Dataset entries

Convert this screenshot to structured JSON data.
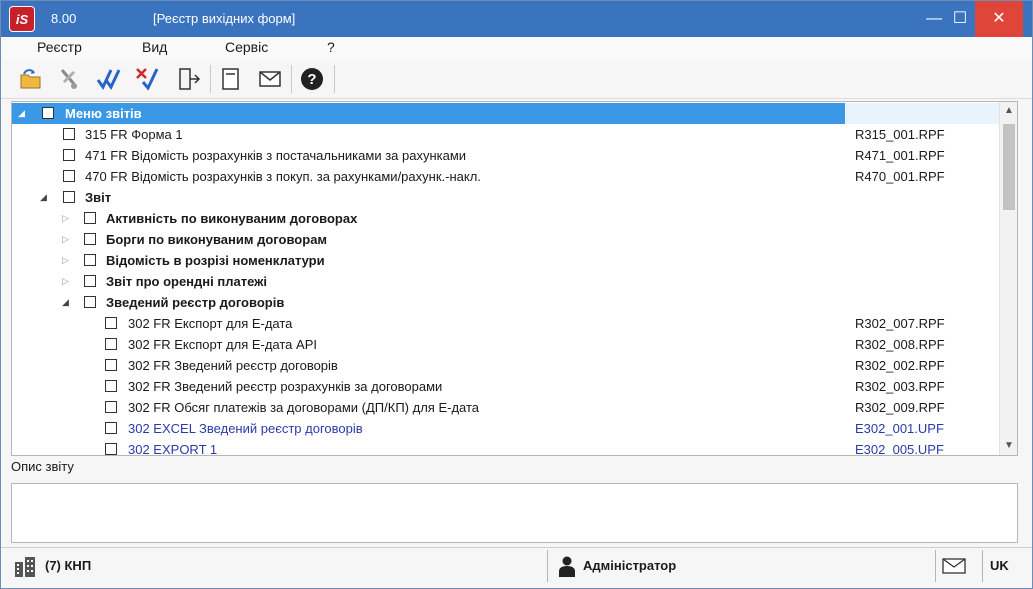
{
  "window": {
    "version": "8.00",
    "title": "[Реєстр вихідних форм]",
    "minimize_glyph": "—",
    "maximize_glyph": "☐",
    "close_glyph": "✕"
  },
  "menu": [
    "Реєстр",
    "Вид",
    "Сервіс",
    "?"
  ],
  "toolbar": {
    "icons": [
      "open-folder-icon",
      "cut-icon",
      "check-all-icon",
      "uncheck-all-icon",
      "exit-icon",
      "document-icon",
      "mail-icon",
      "help-icon"
    ]
  },
  "tree": {
    "rows": [
      {
        "label": "Меню звітів",
        "file": "",
        "selected": true
      },
      {
        "label": "315 FR Форма 1",
        "file": "R315_001.RPF"
      },
      {
        "label": "471 FR Відомість розрахунків з постачальниками за рахунками",
        "file": "R471_001.RPF"
      },
      {
        "label": "470 FR Відомість розрахунків з покуп. за рахунками/рахунк.-накл.",
        "file": "R470_001.RPF"
      },
      {
        "label": "Звіт",
        "file": ""
      },
      {
        "label": "Активність по виконуваним договорах",
        "file": ""
      },
      {
        "label": "Борги по виконуваним договорам",
        "file": ""
      },
      {
        "label": "Відомість в розрізі номенклатури",
        "file": ""
      },
      {
        "label": "Звіт про орендні платежі",
        "file": ""
      },
      {
        "label": "Зведений реєстр договорів",
        "file": ""
      },
      {
        "label": "302 FR Експорт для Е-дата",
        "file": "R302_007.RPF"
      },
      {
        "label": "302 FR Експорт для Е-дата API",
        "file": "R302_008.RPF"
      },
      {
        "label": "302 FR Зведений реєстр договорів",
        "file": "R302_002.RPF"
      },
      {
        "label": "302 FR Зведений реєстр розрахунків за договорами",
        "file": "R302_003.RPF"
      },
      {
        "label": "302 FR Обсяг платежів за договорами (ДП/КП)  для Е-дата",
        "file": "R302_009.RPF"
      },
      {
        "label": "302 EXCEL Зведений реєстр договорів",
        "file": "E302_001.UPF"
      },
      {
        "label": "302 EXPORT 1",
        "file": "E302_005.UPF"
      }
    ]
  },
  "description": {
    "label": "Опис звіту",
    "text": ""
  },
  "statusbar": {
    "org": "(7) КНП",
    "user": "Адміністратор",
    "lang": "UK"
  },
  "colors": {
    "title_bar": "#3a74bf",
    "selection": "#3a98e6",
    "excel_item": "#2a3aa8",
    "close_button": "#e0453a"
  }
}
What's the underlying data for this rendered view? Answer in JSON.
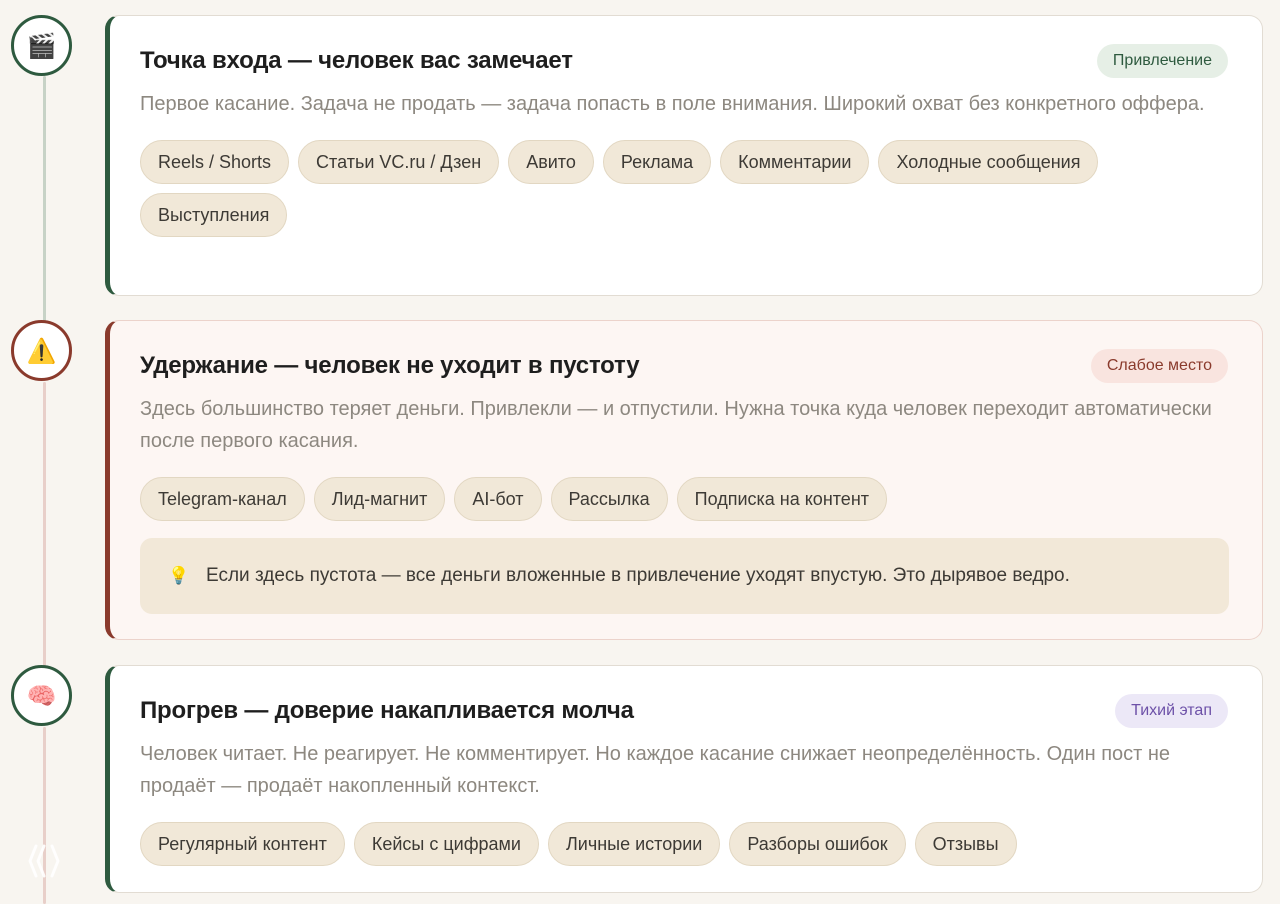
{
  "steps": [
    {
      "icon": "🎬",
      "icon_name": "clapperboard-icon",
      "title": "Точка входа — человек вас замечает",
      "badge": "Привлечение",
      "description": "Первое касание. Задача не продать — задача попасть в поле внимания. Широкий охват без конкретного оффера.",
      "tags": [
        "Reels / Shorts",
        "Статьи VC.ru / Дзен",
        "Авито",
        "Реклама",
        "Комментарии",
        "Холодные сообщения",
        "Выступления"
      ]
    },
    {
      "icon": "⚠️",
      "icon_name": "warning-icon",
      "title": "Удержание — человек не уходит в пустоту",
      "badge": "Слабое место",
      "description": "Здесь большинство теряет деньги. Привлекли — и отпустили. Нужна точка куда человек переходит автоматически после первого касания.",
      "tags": [
        "Telegram-канал",
        "Лид-магнит",
        "AI-бот",
        "Рассылка",
        "Подписка на контент"
      ],
      "note": {
        "icon": "💡",
        "icon_name": "lightbulb-icon",
        "text": "Если здесь пустота — все деньги вложенные в привлечение уходят впустую. Это дырявое ведро."
      }
    },
    {
      "icon": "🧠",
      "icon_name": "brain-icon",
      "title": "Прогрев — доверие накапливается молча",
      "badge": "Тихий этап",
      "description": "Человек читает. Не реагирует. Не комментирует. Но каждое касание снижает неопределённость. Один пост не продаёт — продаёт накопленный контекст.",
      "tags": [
        "Регулярный контент",
        "Кейсы с цифрами",
        "Личные истории",
        "Разборы ошибок",
        "Отзывы"
      ]
    }
  ],
  "colors": {
    "green_accent": "#2e5a3f",
    "red_accent": "#8a3a2c",
    "purple_accent": "#6d51a8",
    "tag_background": "#f1e8d8",
    "page_background": "#f8f5f0"
  }
}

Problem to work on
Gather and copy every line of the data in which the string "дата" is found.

Exercise solution
        "label": "302 FR Експорт для Е-дата",
        "label": "302 FR Експорт для Е-дата API",
        "label": "302 FR Обсяг платежів за договорами (ДП/КП)  для Е-дата",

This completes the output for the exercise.